THE ASSOCIATED PRESS
November 9, 2003
By Michelle Locke
BERKELEY, Calif. - Revelations that the University of California-Berkeley took
in nearly 400 students with low SAT scores while rejecting more than 3,000 with
high marks have rekindled the debate over whether UC admissions pass the
The scrutiny is turning the spotlight on UC's new "comprehensive review" system
of admissions, which takes into account a student's personal circumstances, and
has sharpened criticism that UC may be skirting an affirmative action ban.
"It all reinforces the suspicions of people who have wondered all along if
comprehensive review doesn't amount to quotas in camouflage," said Harold
Johnson of the Pacific Legal Foundation, which has gone to court to defend
Proposition 209, the state law that forbids considering race in public hiring,
contracting or education.
"The way they put it together doesn't make any sense to me," said Kyle Taylor,
who was rejected by UC Berkeley in 2002 despite having an SAT-equivalent score
UC administrators seem a bit bewildered by the SAT spat. They point out that the
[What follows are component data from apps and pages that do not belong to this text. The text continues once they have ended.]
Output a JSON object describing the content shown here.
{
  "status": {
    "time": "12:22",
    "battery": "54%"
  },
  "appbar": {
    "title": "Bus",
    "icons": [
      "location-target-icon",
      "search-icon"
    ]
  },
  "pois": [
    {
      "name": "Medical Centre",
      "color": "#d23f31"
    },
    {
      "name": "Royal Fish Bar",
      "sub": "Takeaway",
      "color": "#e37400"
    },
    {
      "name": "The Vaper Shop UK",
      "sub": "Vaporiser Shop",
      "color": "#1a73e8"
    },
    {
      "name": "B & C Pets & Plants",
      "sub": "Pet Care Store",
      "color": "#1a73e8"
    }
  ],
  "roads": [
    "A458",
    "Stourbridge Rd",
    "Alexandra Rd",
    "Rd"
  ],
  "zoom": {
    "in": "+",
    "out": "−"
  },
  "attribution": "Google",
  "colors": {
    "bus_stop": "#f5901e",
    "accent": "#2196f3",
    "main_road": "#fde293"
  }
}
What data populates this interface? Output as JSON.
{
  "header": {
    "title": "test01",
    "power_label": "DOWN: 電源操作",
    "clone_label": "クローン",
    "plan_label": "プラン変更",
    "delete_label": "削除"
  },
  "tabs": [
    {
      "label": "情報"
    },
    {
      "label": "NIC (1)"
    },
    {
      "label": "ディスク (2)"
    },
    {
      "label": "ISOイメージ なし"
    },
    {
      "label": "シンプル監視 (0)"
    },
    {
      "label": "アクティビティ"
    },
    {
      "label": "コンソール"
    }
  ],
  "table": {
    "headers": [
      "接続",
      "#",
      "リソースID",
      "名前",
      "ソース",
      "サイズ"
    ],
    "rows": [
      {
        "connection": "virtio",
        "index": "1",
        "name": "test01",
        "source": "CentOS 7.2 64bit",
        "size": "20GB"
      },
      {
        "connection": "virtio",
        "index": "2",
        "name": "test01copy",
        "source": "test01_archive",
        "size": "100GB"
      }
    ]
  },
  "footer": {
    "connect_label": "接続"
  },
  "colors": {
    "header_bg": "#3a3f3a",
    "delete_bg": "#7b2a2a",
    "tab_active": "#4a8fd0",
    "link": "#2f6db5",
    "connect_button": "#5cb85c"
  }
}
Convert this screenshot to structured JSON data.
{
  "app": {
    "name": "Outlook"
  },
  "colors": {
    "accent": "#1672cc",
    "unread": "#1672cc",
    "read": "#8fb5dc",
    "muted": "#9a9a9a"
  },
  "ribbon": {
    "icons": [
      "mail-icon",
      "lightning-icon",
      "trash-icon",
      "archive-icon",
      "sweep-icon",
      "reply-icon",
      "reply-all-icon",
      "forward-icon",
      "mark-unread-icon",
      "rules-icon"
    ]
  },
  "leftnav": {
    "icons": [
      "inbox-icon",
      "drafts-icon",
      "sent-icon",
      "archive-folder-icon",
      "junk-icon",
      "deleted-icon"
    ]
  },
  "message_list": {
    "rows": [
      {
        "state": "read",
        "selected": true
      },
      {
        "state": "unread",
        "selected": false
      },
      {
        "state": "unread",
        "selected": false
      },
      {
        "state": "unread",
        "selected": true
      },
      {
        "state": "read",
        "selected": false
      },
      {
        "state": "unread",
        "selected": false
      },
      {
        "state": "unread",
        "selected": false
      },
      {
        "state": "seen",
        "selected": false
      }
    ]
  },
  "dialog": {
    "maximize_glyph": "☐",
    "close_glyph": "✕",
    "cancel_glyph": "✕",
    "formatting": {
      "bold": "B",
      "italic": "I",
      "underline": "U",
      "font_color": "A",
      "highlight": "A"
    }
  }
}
university began giving less weight to the verbal and math test formally known
as SAT I several years ago on the grounds that it's a mediocre predictor of
They also note that the number of students in question is a tiny fraction of the
overall class and that while lower-scoring students may not have shone on the
SAT, all met UC eligibility requirements, meaning they were guaranteed a space
at one of UC's eight undergraduate campuses.
Supporters of comprehensive review say the system doesn't give extra points for
hardship, but rather recognizes cases where a student has overcome personal
Berkeley routinely turns away more than 20,000 applicants each year, and
generally takes the cream of the crop, but UC policy also requires all campuses
to draw students from varying economic levels as well as from different parts of
"It concerns us that there seems to be this suggestion that these particular
students are in some ways undeserving of admission to the University of
California," said UC spokesman Michael Reese. "To be eligible they need to have
solid grades in rigorous UC-approved academic coursework. On that basis alone,
these are deserving students."
But since the SAT stats come from a report released by no less than John Moores,
chairman of UC's governing Board of Regents, the issue seems unlikely to fade
Similar data have been released on admissions at UCLA and UC San Diego, and UC
President Robert C. Dynes has appointed a panel to study admissions procedures.
At Berkeley, more than 3,200 students with SAT scores of 1400 or better - 1600
is perfect - were turned away in 2002. Meanwhile, 386 were taken with scores of
1000 or lower.
Of the 386, more than half were black or Hispanic, two groups under- represented